(Try it) Every line in the material below that includes "seat" should be copied.

(Provided information)
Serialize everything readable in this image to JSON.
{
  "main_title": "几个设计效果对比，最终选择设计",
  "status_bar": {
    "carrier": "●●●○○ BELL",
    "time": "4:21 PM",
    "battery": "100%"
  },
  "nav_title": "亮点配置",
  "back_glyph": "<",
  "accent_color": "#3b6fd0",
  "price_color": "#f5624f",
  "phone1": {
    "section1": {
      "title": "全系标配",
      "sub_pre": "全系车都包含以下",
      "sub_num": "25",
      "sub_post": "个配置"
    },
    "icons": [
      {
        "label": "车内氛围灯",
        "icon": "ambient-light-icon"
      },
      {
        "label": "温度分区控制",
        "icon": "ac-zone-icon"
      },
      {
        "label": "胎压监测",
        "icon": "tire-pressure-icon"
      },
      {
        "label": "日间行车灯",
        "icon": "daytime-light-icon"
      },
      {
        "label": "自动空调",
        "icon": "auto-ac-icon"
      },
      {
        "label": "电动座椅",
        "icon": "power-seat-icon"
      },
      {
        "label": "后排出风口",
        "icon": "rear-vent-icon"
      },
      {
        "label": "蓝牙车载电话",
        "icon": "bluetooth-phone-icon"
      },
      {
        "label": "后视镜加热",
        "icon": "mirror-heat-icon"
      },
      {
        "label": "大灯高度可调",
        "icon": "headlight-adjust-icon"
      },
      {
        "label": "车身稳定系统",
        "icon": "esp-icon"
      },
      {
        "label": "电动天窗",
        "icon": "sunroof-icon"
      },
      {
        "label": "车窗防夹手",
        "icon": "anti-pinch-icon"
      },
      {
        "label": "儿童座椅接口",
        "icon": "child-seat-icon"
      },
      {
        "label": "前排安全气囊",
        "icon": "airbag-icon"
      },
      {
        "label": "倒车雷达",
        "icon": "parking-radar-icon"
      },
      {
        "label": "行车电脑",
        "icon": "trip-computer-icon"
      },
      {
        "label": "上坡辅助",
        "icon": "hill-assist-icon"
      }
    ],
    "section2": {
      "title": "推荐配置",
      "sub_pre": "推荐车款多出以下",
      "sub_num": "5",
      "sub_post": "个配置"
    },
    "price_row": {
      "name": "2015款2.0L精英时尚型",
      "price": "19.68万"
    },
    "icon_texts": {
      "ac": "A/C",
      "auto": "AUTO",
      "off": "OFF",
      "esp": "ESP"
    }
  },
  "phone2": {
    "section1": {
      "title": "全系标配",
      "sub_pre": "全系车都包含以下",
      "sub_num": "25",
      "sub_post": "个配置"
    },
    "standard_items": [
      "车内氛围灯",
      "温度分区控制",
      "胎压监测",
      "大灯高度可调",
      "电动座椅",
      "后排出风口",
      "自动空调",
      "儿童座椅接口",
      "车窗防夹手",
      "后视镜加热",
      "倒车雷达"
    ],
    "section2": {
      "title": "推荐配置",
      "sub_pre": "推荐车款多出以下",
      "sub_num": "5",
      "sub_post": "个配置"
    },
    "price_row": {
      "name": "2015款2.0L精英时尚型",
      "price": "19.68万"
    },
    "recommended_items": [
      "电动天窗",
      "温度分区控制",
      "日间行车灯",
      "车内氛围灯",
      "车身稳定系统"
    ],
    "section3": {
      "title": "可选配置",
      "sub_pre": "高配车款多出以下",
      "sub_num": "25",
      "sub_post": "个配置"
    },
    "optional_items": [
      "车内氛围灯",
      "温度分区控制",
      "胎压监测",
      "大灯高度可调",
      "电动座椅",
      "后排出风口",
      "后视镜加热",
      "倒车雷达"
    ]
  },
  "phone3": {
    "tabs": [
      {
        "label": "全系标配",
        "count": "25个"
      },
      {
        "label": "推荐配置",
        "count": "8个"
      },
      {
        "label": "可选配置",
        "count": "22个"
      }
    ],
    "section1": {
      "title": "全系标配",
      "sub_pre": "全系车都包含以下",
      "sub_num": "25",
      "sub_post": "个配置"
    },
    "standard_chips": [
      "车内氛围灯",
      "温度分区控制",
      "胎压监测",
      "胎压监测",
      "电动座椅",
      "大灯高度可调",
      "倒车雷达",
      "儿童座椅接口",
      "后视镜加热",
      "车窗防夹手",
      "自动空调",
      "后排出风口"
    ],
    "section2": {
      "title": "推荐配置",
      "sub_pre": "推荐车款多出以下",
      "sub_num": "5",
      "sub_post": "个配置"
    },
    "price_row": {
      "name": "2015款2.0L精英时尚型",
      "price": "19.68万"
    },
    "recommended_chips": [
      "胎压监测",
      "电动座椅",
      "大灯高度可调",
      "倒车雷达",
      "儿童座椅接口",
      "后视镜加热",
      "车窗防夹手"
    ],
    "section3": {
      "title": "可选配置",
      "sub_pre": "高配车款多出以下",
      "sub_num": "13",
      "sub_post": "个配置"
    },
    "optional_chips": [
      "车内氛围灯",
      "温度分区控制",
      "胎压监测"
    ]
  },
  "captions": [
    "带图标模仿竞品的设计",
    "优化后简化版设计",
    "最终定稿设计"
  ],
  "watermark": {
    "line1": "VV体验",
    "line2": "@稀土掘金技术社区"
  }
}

(Problem solution)
        "icon": "power-seat-icon"
        "icon": "child-seat-icon"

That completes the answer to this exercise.